* [Task prompt]: Give again the lines from the line with "What data populates" to the last line of the records, exactly and in full. Do not carry over any pictures.

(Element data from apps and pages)
——————————

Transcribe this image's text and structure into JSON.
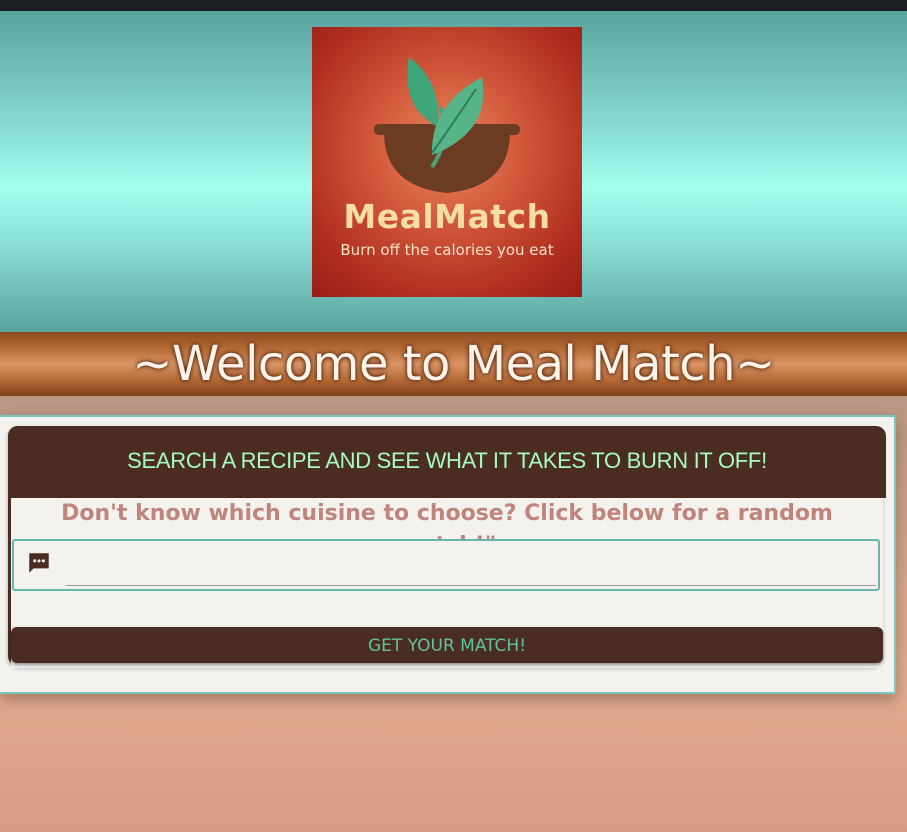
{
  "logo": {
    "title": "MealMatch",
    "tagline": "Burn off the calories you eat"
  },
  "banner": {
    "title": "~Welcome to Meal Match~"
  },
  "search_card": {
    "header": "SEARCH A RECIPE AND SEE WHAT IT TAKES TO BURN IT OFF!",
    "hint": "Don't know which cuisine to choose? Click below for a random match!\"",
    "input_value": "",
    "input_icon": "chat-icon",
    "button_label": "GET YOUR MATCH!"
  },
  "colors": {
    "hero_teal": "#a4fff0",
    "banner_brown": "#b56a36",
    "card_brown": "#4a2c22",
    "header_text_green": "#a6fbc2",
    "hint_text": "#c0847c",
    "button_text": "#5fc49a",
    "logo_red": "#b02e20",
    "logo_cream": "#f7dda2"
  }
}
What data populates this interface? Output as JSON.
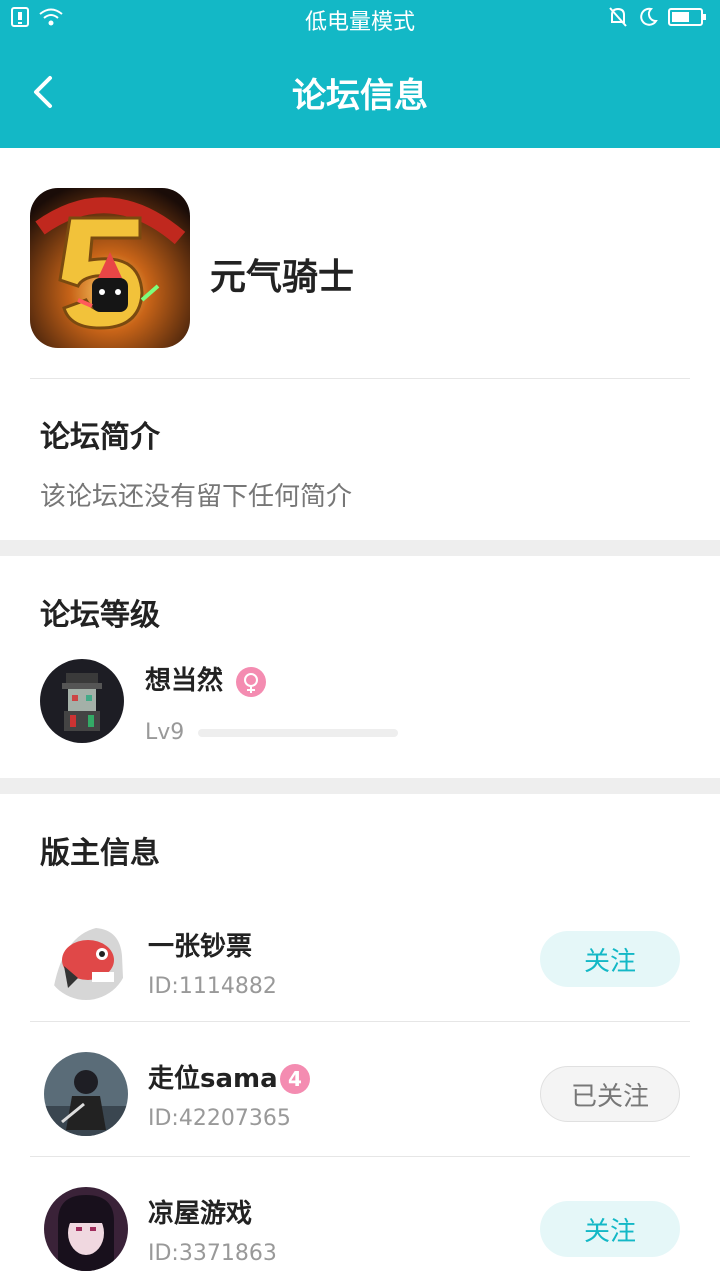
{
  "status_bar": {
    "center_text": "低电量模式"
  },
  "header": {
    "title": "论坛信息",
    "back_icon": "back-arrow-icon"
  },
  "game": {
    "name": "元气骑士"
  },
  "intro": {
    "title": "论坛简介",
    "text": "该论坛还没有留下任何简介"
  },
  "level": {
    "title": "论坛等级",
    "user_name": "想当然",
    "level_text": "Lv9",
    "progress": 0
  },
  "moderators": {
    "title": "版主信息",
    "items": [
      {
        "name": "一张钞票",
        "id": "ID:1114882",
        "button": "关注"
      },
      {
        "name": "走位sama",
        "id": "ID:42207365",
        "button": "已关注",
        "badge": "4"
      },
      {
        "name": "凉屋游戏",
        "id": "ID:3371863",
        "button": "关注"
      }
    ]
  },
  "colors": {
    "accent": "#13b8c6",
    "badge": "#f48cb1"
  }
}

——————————

* [Response to the task]:
What data populates this interface? Output as JSON.
{
  "status_bar": {
    "center_text": "低电量模式"
  },
  "header": {
    "title": "论坛信息",
    "back_icon": "back-arrow-icon"
  },
  "game": {
    "name": "元气骑士"
  },
  "intro": {
    "title": "论坛简介",
    "text": "该论坛还没有留下任何简介"
  },
  "level": {
    "title": "论坛等级",
    "user_name": "想当然",
    "level_text": "Lv9",
    "progress": 0
  },
  "moderators": {
    "title": "版主信息",
    "items": [
      {
        "name": "一张钞票",
        "id": "ID:1114882",
        "button": "关注"
      },
      {
        "name": "走位sama",
        "id": "ID:42207365",
        "button": "已关注",
        "badge": "4"
      },
      {
        "name": "凉屋游戏",
        "id": "ID:3371863",
        "button": "关注"
      }
    ]
  },
  "colors": {
    "accent": "#13b8c6",
    "badge": "#f48cb1"
  }
}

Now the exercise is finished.